1551 N. Vine Street’s days (and nights) as a club came to an end. In December 1949, it reopened as the new Hollywood ticket office of the Santa Fe Railroad.
Whalen was identified as the former operator of the 1551 Club in December 1935, when he was arrested, along with “James Ray” and “Paul Parker” in San Francisco for robbing a Hollywood dress shop, Lillian Herts, 9268 Sunset Boulevard, of $4000 worth of gowns and furs. See LA Daily News 12/6/1935.
Prosser, a “publicity agent” would lend his name to the talent booking agency, Monte Prosser Productions, run by Johnny Roselli, the Chicago Outfit’s man in Hollywood. Prosser would open a “Beachcomber” restaurant in New York in the late 1930s that seems to have been a ripoff of Don the Beachcomber’s, and where the Zombie is said to have originated. He also operated Monte Prosser’s Zombie Bar at the 1939 World’s Fair. He ostensibly bought the New York Copacabana Club in 1947. In July 1950, Virgil Peterson of the Chicago Crime Commission, testifying before the US Congress Special Committee Investigation of Organized Crime in Interstate Commerce (aka the Kefauver Committee) said that Thomas Cassera, “an individual closely identified with the gangster element” had operated the Chanticleer club at 8572 Sunset Boulevard with Prosser.

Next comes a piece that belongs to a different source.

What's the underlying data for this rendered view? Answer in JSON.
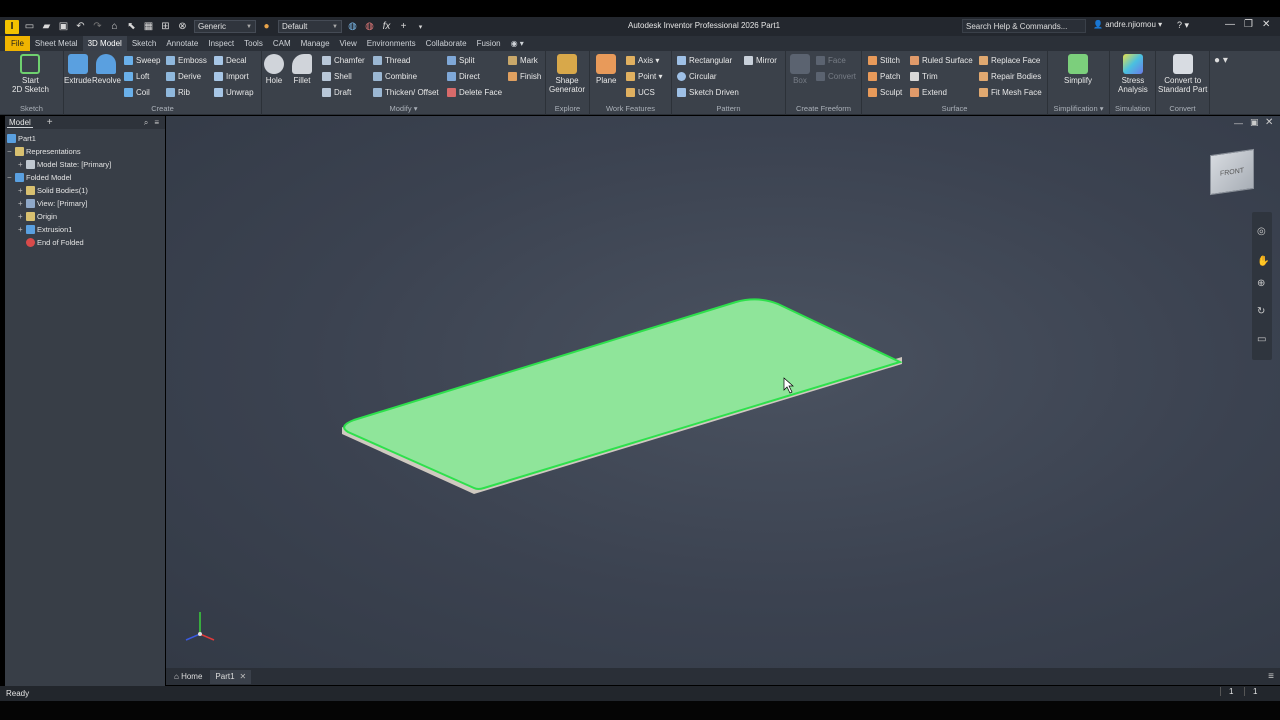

In November 1939, Bonelli had been accused of graft in a pay to play liquor license scandal. Bonelli denied the accusations. It is worth noting that the LA mob made similar charges against citizen vice investigators led by Clifford Clinton. The bribe trial was unsuccessful and Bonelli continued on the SBE, eventually becoming its chair, until he was finally defeated in November 1954. At that time, Bonelli was implicated in another liquor license graft probe, in San Diego. He was indicted by the San Diego County grand jury in February 1955 and ended up fleeing to Mexico , where he died in 1970.